• [Exercise aim] Count the lines below that contain the word "true", and report only that number.

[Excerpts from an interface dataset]
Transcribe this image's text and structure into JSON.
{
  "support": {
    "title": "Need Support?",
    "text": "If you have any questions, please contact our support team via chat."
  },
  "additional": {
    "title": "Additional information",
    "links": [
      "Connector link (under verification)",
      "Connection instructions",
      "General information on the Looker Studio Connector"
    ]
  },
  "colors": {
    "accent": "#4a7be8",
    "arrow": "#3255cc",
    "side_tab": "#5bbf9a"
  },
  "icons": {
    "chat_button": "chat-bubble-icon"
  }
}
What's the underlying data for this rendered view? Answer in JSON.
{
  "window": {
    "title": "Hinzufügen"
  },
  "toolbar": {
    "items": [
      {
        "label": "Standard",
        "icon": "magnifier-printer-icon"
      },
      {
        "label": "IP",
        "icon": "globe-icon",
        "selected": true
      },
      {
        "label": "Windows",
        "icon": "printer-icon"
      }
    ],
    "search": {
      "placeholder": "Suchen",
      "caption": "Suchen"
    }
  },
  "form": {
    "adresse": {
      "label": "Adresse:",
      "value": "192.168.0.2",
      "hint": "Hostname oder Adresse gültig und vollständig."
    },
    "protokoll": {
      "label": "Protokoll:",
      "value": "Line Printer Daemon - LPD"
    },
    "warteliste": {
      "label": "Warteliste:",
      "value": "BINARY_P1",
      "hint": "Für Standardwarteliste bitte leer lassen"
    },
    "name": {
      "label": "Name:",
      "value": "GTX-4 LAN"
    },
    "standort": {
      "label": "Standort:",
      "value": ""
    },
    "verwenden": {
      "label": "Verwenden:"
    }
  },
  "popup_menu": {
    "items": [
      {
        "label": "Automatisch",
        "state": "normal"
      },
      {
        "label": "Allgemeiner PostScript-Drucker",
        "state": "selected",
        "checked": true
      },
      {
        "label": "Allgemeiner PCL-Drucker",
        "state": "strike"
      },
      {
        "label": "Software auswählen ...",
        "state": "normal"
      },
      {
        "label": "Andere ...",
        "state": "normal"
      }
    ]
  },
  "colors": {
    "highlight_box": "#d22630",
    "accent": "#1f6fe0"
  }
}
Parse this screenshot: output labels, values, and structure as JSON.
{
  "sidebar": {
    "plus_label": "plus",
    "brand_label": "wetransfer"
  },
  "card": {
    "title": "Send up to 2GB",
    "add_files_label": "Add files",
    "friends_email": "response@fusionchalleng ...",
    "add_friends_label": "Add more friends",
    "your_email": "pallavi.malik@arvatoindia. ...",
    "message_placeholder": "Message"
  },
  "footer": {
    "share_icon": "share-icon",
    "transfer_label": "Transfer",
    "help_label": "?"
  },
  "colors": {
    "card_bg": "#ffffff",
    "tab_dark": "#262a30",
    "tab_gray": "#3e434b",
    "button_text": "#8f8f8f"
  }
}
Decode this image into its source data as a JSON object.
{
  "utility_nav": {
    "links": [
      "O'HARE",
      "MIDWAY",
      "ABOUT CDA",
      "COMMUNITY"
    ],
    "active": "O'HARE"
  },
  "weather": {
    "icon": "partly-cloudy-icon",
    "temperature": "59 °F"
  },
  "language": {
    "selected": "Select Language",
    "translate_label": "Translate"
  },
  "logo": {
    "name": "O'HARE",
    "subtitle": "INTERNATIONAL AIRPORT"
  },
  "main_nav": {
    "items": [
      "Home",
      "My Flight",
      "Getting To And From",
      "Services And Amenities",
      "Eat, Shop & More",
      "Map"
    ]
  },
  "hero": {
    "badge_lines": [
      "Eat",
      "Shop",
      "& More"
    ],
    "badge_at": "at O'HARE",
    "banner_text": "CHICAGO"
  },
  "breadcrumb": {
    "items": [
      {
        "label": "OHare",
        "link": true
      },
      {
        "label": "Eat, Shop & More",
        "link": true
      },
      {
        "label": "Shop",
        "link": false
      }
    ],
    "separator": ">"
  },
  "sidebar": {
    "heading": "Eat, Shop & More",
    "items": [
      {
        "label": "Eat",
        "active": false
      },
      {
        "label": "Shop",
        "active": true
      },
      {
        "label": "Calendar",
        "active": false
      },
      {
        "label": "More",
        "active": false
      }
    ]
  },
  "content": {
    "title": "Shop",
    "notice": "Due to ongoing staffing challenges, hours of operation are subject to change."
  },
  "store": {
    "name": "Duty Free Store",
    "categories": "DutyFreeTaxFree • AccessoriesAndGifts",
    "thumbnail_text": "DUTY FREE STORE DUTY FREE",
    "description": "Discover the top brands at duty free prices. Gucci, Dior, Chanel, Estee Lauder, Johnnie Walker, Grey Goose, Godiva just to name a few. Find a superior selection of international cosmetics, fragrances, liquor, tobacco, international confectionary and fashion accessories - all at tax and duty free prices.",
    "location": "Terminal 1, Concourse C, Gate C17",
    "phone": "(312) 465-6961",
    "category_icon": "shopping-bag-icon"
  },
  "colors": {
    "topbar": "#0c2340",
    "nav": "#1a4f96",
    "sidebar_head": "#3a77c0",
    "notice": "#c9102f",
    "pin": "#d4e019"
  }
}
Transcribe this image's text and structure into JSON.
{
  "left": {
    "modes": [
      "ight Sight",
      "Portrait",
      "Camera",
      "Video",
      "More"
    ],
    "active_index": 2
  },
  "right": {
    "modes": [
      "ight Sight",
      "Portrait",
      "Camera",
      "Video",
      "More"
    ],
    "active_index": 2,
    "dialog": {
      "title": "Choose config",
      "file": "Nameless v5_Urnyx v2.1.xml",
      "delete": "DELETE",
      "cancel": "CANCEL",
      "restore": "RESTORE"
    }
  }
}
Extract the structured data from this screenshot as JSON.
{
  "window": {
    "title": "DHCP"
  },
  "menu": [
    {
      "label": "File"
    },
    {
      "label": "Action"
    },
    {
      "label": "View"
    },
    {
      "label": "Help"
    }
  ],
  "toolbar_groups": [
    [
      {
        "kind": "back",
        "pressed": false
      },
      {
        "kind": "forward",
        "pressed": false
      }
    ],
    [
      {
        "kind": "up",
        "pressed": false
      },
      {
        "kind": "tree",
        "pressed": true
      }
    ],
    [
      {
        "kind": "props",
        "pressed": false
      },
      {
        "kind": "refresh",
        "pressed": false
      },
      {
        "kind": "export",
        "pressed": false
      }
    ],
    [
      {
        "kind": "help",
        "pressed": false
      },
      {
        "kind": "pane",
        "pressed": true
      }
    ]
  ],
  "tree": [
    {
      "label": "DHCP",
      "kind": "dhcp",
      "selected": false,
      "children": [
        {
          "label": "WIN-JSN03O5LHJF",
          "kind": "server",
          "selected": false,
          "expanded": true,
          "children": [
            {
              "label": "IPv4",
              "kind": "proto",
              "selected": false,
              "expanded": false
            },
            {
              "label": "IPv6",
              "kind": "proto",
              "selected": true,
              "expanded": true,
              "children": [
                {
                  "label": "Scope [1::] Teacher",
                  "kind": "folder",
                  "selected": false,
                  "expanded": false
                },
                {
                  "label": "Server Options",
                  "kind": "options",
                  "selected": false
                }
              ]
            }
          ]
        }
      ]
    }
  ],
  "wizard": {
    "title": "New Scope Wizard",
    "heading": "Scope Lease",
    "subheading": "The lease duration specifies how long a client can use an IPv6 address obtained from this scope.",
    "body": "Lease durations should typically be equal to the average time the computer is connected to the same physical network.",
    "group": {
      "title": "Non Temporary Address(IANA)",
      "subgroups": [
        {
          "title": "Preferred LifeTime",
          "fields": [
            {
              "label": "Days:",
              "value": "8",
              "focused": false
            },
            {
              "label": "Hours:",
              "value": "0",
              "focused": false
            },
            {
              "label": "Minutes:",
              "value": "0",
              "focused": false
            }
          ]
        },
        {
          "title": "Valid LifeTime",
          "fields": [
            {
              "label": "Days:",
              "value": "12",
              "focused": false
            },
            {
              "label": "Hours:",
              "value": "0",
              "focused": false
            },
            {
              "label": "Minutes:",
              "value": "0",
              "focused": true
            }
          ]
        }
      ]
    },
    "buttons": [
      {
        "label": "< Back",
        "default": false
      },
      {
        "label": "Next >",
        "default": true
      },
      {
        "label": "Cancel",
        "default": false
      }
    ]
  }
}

• [Result of this exercise] 12